DATASET EXTRACT:
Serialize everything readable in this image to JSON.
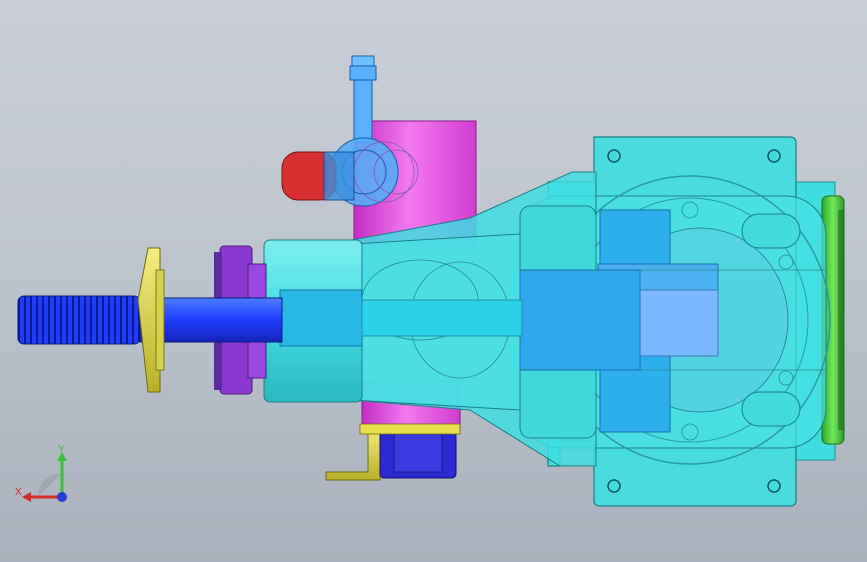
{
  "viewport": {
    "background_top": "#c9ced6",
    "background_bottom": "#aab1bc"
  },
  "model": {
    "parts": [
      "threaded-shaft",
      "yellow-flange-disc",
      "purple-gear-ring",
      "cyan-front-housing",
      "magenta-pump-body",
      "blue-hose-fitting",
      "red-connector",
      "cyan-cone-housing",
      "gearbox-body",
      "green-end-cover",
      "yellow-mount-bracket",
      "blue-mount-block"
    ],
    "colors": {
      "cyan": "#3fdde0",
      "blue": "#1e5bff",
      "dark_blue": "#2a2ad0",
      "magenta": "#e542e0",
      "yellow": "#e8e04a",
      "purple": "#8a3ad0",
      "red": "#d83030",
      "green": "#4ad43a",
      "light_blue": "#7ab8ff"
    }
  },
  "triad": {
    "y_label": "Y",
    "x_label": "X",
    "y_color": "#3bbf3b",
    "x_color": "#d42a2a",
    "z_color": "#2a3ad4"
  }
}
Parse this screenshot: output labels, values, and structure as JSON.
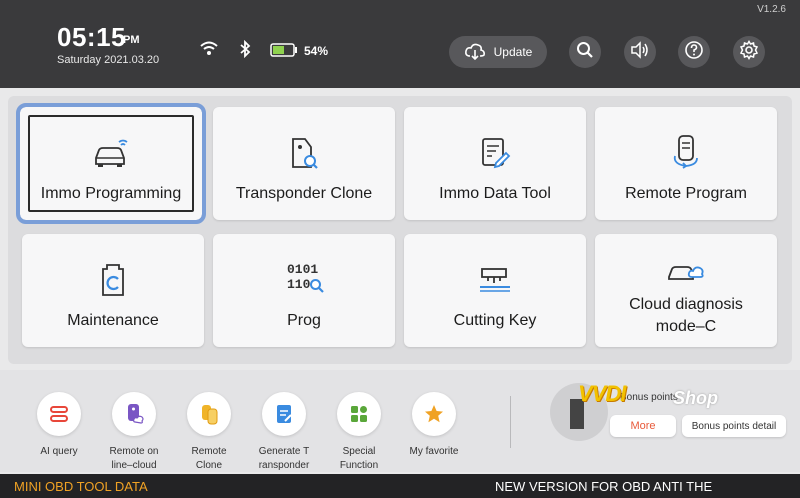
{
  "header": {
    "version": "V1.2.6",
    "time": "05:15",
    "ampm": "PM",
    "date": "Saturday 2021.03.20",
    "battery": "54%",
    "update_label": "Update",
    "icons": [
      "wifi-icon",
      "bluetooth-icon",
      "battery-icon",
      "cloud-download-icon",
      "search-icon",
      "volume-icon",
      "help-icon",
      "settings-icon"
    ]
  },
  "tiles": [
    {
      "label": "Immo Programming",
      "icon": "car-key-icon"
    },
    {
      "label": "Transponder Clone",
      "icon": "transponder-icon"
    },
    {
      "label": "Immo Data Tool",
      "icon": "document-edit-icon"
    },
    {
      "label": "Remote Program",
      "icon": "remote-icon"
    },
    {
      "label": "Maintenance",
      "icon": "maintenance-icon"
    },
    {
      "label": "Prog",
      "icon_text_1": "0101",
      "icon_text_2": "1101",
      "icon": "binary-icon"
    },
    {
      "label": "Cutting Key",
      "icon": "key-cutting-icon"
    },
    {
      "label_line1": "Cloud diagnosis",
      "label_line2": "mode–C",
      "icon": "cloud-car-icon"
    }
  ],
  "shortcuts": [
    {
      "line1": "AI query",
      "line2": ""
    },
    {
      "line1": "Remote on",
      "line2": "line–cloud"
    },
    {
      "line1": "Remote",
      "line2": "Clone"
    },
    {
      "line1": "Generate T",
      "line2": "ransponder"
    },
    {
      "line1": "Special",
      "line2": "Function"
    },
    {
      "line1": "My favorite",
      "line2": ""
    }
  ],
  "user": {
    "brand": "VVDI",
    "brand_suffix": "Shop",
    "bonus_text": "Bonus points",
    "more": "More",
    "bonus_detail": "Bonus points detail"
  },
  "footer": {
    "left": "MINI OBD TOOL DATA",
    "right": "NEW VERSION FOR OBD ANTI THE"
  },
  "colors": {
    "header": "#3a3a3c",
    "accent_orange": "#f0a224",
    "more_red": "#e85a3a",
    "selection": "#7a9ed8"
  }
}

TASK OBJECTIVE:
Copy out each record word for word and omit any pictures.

YOUR RESPONSE:
Serialize everything readable in this image to JSON.
{
  "viewport": {
    "background_top": "#c9ced6",
    "background_bottom": "#aab1bc"
  },
  "model": {
    "parts": [
      "threaded-shaft",
      "yellow-flange-disc",
      "purple-gear-ring",
      "cyan-front-housing",
      "magenta-pump-body",
      "blue-hose-fitting",
      "red-connector",
      "cyan-cone-housing",
      "gearbox-body",
      "green-end-cover",
      "yellow-mount-bracket",
      "blue-mount-block"
    ],
    "colors": {
      "cyan": "#3fdde0",
      "blue": "#1e5bff",
      "dark_blue": "#2a2ad0",
      "magenta": "#e542e0",
      "yellow": "#e8e04a",
      "purple": "#8a3ad0",
      "red": "#d83030",
      "green": "#4ad43a",
      "light_blue": "#7ab8ff"
    }
  },
  "triad": {
    "y_label": "Y",
    "x_label": "X",
    "y_color": "#3bbf3b",
    "x_color": "#d42a2a",
    "z_color": "#2a3ad4"
  }
}
Parse this screenshot: output labels, values, and structure as JSON.
{
  "header": {
    "version": "V1.2.6",
    "time": "05:15",
    "ampm": "PM",
    "date": "Saturday 2021.03.20",
    "battery": "54%",
    "update_label": "Update",
    "icons": [
      "wifi-icon",
      "bluetooth-icon",
      "battery-icon",
      "cloud-download-icon",
      "search-icon",
      "volume-icon",
      "help-icon",
      "settings-icon"
    ]
  },
  "tiles": [
    {
      "label": "Immo Programming",
      "icon": "car-key-icon"
    },
    {
      "label": "Transponder Clone",
      "icon": "transponder-icon"
    },
    {
      "label": "Immo Data Tool",
      "icon": "document-edit-icon"
    },
    {
      "label": "Remote Program",
      "icon": "remote-icon"
    },
    {
      "label": "Maintenance",
      "icon": "maintenance-icon"
    },
    {
      "label": "Prog",
      "icon_text_1": "0101",
      "icon_text_2": "1101",
      "icon": "binary-icon"
    },
    {
      "label": "Cutting Key",
      "icon": "key-cutting-icon"
    },
    {
      "label_line1": "Cloud diagnosis",
      "label_line2": "mode–C",
      "icon": "cloud-car-icon"
    }
  ],
  "shortcuts": [
    {
      "line1": "AI query",
      "line2": ""
    },
    {
      "line1": "Remote on",
      "line2": "line–cloud"
    },
    {
      "line1": "Remote",
      "line2": "Clone"
    },
    {
      "line1": "Generate T",
      "line2": "ransponder"
    },
    {
      "line1": "Special",
      "line2": "Function"
    },
    {
      "line1": "My favorite",
      "line2": ""
    }
  ],
  "user": {
    "brand": "VVDI",
    "brand_suffix": "Shop",
    "bonus_text": "Bonus points",
    "more": "More",
    "bonus_detail": "Bonus points detail"
  },
  "footer": {
    "left": "MINI OBD TOOL DATA",
    "right": "NEW VERSION FOR OBD ANTI THE"
  },
  "colors": {
    "header": "#3a3a3c",
    "accent_orange": "#f0a224",
    "more_red": "#e85a3a",
    "selection": "#7a9ed8"
  }
}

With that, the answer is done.